**Input data:**
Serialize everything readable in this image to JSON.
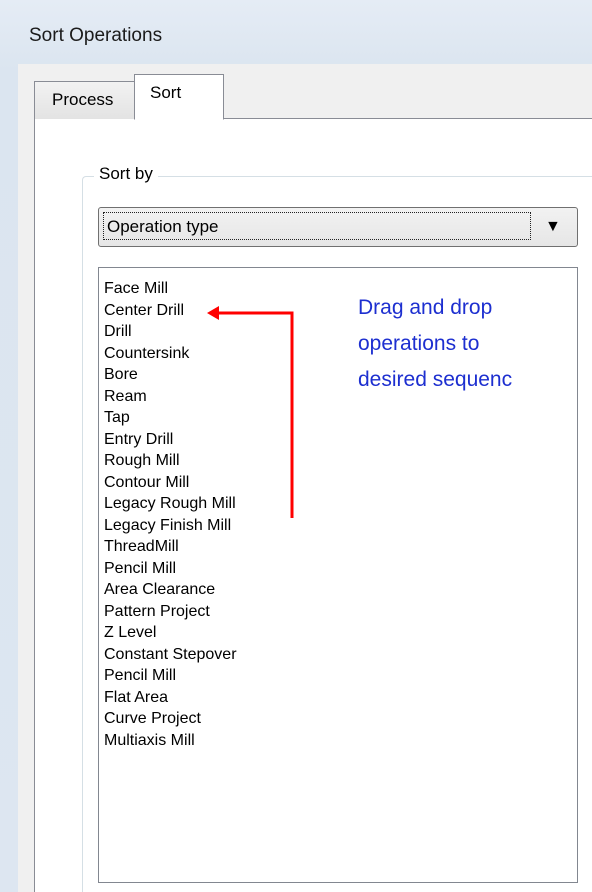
{
  "window": {
    "title": "Sort Operations"
  },
  "tabs": [
    {
      "label": "Process",
      "selected": false
    },
    {
      "label": "Sort",
      "selected": true
    }
  ],
  "sort_by": {
    "group_label": "Sort by",
    "selected_value": "Operation type",
    "arrow_icon": "chevron-down-icon"
  },
  "operations": [
    "Face Mill",
    "Center Drill",
    "Drill",
    "Countersink",
    "Bore",
    "Ream",
    "Tap",
    "Entry Drill",
    "Rough Mill",
    "Contour Mill",
    "Legacy Rough Mill",
    "Legacy Finish Mill",
    "ThreadMill",
    "Pencil Mill",
    "Area Clearance",
    "Pattern Project",
    "Z Level",
    "Constant Stepover",
    "Pencil Mill",
    "Flat Area",
    "Curve Project",
    "Multiaxis Mill"
  ],
  "annotation": {
    "lines": [
      "Drag and drop",
      "operations to",
      "desired sequenc"
    ],
    "color": "#1d2fd0",
    "arrow_color": "#ff0000"
  }
}
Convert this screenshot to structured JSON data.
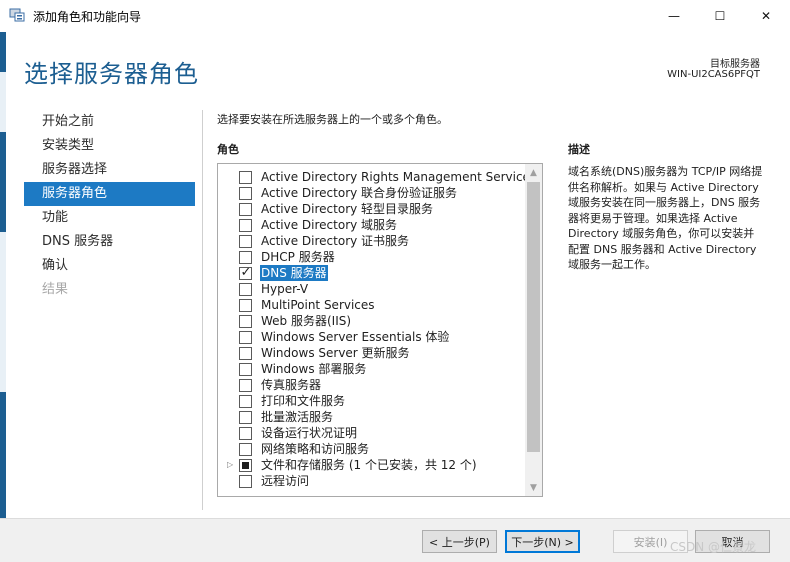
{
  "window": {
    "title": "添加角色和功能向导",
    "minimize_symbol": "—",
    "maximize_symbol": "☐",
    "close_symbol": "✕"
  },
  "header": {
    "page_title": "选择服务器角色",
    "target_label": "目标服务器",
    "target_name": "WIN-UI2CAS6PFQT"
  },
  "nav": {
    "items": [
      {
        "label": "开始之前",
        "state": "normal"
      },
      {
        "label": "安装类型",
        "state": "normal"
      },
      {
        "label": "服务器选择",
        "state": "normal"
      },
      {
        "label": "服务器角色",
        "state": "active"
      },
      {
        "label": "功能",
        "state": "normal"
      },
      {
        "label": "DNS 服务器",
        "state": "normal"
      },
      {
        "label": "确认",
        "state": "normal"
      },
      {
        "label": "结果",
        "state": "disabled"
      }
    ]
  },
  "main": {
    "instruction": "选择要安装在所选服务器上的一个或多个角色。",
    "roles_heading": "角色",
    "roles": [
      {
        "label": "Active Directory Rights Management Services",
        "state": "unchecked"
      },
      {
        "label": "Active Directory 联合身份验证服务",
        "state": "unchecked"
      },
      {
        "label": "Active Directory 轻型目录服务",
        "state": "unchecked"
      },
      {
        "label": "Active Directory 域服务",
        "state": "unchecked"
      },
      {
        "label": "Active Directory 证书服务",
        "state": "unchecked"
      },
      {
        "label": "DHCP 服务器",
        "state": "unchecked"
      },
      {
        "label": "DNS 服务器",
        "state": "checked",
        "selected": true
      },
      {
        "label": "Hyper-V",
        "state": "unchecked"
      },
      {
        "label": "MultiPoint Services",
        "state": "unchecked"
      },
      {
        "label": "Web 服务器(IIS)",
        "state": "unchecked"
      },
      {
        "label": "Windows Server Essentials 体验",
        "state": "unchecked"
      },
      {
        "label": "Windows Server 更新服务",
        "state": "unchecked"
      },
      {
        "label": "Windows 部署服务",
        "state": "unchecked"
      },
      {
        "label": "传真服务器",
        "state": "unchecked"
      },
      {
        "label": "打印和文件服务",
        "state": "unchecked"
      },
      {
        "label": "批量激活服务",
        "state": "unchecked"
      },
      {
        "label": "设备运行状况证明",
        "state": "unchecked"
      },
      {
        "label": "网络策略和访问服务",
        "state": "unchecked"
      },
      {
        "label": "文件和存储服务 (1 个已安装，共 12 个)",
        "state": "partial",
        "expandable": true
      },
      {
        "label": "远程访问",
        "state": "unchecked"
      }
    ]
  },
  "description": {
    "heading": "描述",
    "text": "域名系统(DNS)服务器为 TCP/IP 网络提供名称解析。如果与 Active Directory 域服务安装在同一服务器上，DNS 服务器将更易于管理。如果选择 Active Directory 域服务角色，你可以安装并配置 DNS 服务器和 Active Directory 域服务一起工作。"
  },
  "footer": {
    "prev_label": "< 上一步(P)",
    "next_label": "下一步(N) >",
    "install_label": "安装(I)",
    "cancel_label": "取消"
  },
  "watermark": "CSDN @仁景龙",
  "colors": {
    "accent": "#1d7ac4",
    "title_blue": "#1c5e91"
  }
}
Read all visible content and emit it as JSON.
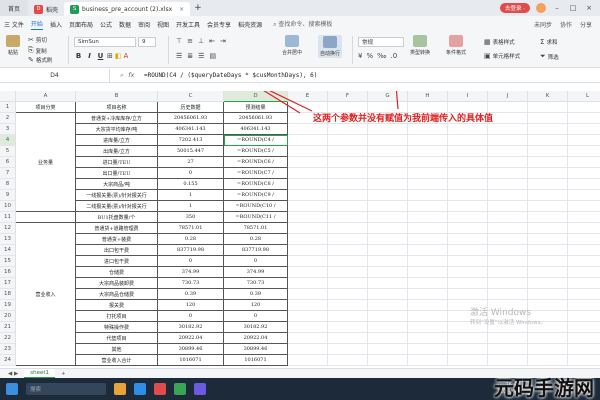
{
  "titlebar": {
    "home": "首页",
    "tabs": [
      {
        "label": "稻壳",
        "logo_color": "#e04b4b"
      },
      {
        "label": "business_pre_account (2).xlsx",
        "logo_color": "#1f9d55"
      }
    ],
    "login": "去登录 ·",
    "close_glyph": "×"
  },
  "menubar": {
    "items": [
      "三 文件",
      "开始",
      "插入",
      "页面布局",
      "公式",
      "数据",
      "审阅",
      "视图",
      "开发工具",
      "会员专享",
      "稻壳资源"
    ],
    "active_index": 1,
    "search": "查找命令、搜索模板",
    "right": [
      "未同步",
      "协作",
      "分享"
    ]
  },
  "ribbon": {
    "paste": "粘贴",
    "cut": "剪切",
    "copy": "复制",
    "format_painter": "格式刷",
    "font_name": "SimSun",
    "font_size": "9",
    "bold": "B",
    "italic": "I",
    "underline": "U",
    "merge_center": "合并居中",
    "wrap": "自动换行",
    "number_format": "常规",
    "type_convert": "类型转换",
    "conditional_format": "条件格式",
    "table_style": "表格样式",
    "cell_style": "单元格样式",
    "sum": "求和",
    "filter": "筛选"
  },
  "formula_bar": {
    "name_box": "D4",
    "fx": "fx",
    "formula": "=ROUND(C4 / ($queryDateDays * $cusMonthDays), 6)"
  },
  "columns": [
    "A",
    "B",
    "C",
    "D",
    "E",
    "F",
    "G",
    "H",
    "I",
    "J",
    "K",
    "L"
  ],
  "selected_column": "D",
  "rows": [
    {
      "n": "1",
      "a": "项目分类",
      "b": "项目名称",
      "c": "历史数据",
      "d": "预测结果"
    },
    {
      "n": "2",
      "a": "",
      "b": "普通货+冷库库存/立方",
      "c": "20456061.93",
      "d": "20456061.93"
    },
    {
      "n": "3",
      "a": "",
      "b": "大宗货平均库存/吨",
      "c": "406341.143",
      "d": "406341.143"
    },
    {
      "n": "4",
      "a": "",
      "b": "进库量/立方",
      "c": "7202.413",
      "d": "=ROUND(C4 /"
    },
    {
      "n": "5",
      "a": "",
      "b": "出库量/立方",
      "c": "50015.447",
      "d": "=ROUND(C5 /"
    },
    {
      "n": "6",
      "a": "",
      "b": "进口量/TEU",
      "c": "27",
      "d": "=ROUND(C6 /"
    },
    {
      "n": "7",
      "a": "",
      "b": "出口量/TEU",
      "c": "0",
      "d": "=ROUND(C7 /"
    },
    {
      "n": "8",
      "a": "",
      "b": "大宗商品/吨",
      "c": "0.155",
      "d": "=ROUND(C8 /"
    },
    {
      "n": "9",
      "a": "",
      "b": "一线报关量(票)/针对报关行",
      "c": "1",
      "d": "=ROUND(C9 /"
    },
    {
      "n": "10",
      "a": "",
      "b": "二线报关量(票)/针对报关行",
      "c": "1",
      "d": "=ROUND(C10 /"
    },
    {
      "n": "11",
      "a": "",
      "b": "BU1托盘数量/个",
      "c": "350",
      "d": "=ROUND(C11 /"
    },
    {
      "n": "12",
      "a": "",
      "b": "普通货+道路管理费",
      "c": "78571.01",
      "d": "78571.01"
    },
    {
      "n": "13",
      "a": "",
      "b": "普通货+装费",
      "c": "0.28",
      "d": "0.28"
    },
    {
      "n": "14",
      "a": "",
      "b": "出口包干费",
      "c": "837719.98",
      "d": "837719.98"
    },
    {
      "n": "15",
      "a": "",
      "b": "进口包干费",
      "c": "0",
      "d": "0"
    },
    {
      "n": "16",
      "a": "",
      "b": "仓储费",
      "c": "374.99",
      "d": "374.99"
    },
    {
      "n": "17",
      "a": "",
      "b": "大宗商品装卸费",
      "c": "730.73",
      "d": "730.73"
    },
    {
      "n": "18",
      "a": "",
      "b": "大宗商品仓储费",
      "c": "0.39",
      "d": "0.39"
    },
    {
      "n": "19",
      "a": "",
      "b": "报关费",
      "c": "120",
      "d": "120"
    },
    {
      "n": "20",
      "a": "",
      "b": "打托项目",
      "c": "0",
      "d": "0"
    },
    {
      "n": "21",
      "a": "",
      "b": "特殊操作费",
      "c": "30182.92",
      "d": "30182.92"
    },
    {
      "n": "22",
      "a": "",
      "b": "代垫项目",
      "c": "20922.04",
      "d": "20922.04"
    },
    {
      "n": "23",
      "a": "",
      "b": "其他",
      "c": "30899.46",
      "d": "30899.46"
    },
    {
      "n": "24",
      "a": "",
      "b": "营业收入合计",
      "c": "1016071",
      "d": "1016071"
    }
  ],
  "merged_groups": [
    {
      "label": "业务量"
    },
    {
      "label": "营业收入"
    }
  ],
  "annotation": "这两个参数并没有赋值为我前端传入的具体值",
  "watermark": {
    "line1": "激活 Windows",
    "line2": "转到“设置”以激活 Windows。"
  },
  "sheet_tab": "sheet1",
  "taskbar": {
    "search": "搜索",
    "time": "16:43",
    "date": "2024/6/6"
  },
  "brand": "元码手游网",
  "colors": {
    "accent_green": "#27a347",
    "annotation_red": "#e02020"
  }
}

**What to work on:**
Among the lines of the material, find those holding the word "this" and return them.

**Exercise output:**
Serialize everything readable in this image to JSON.
Convert this screenshot to structured JSON data.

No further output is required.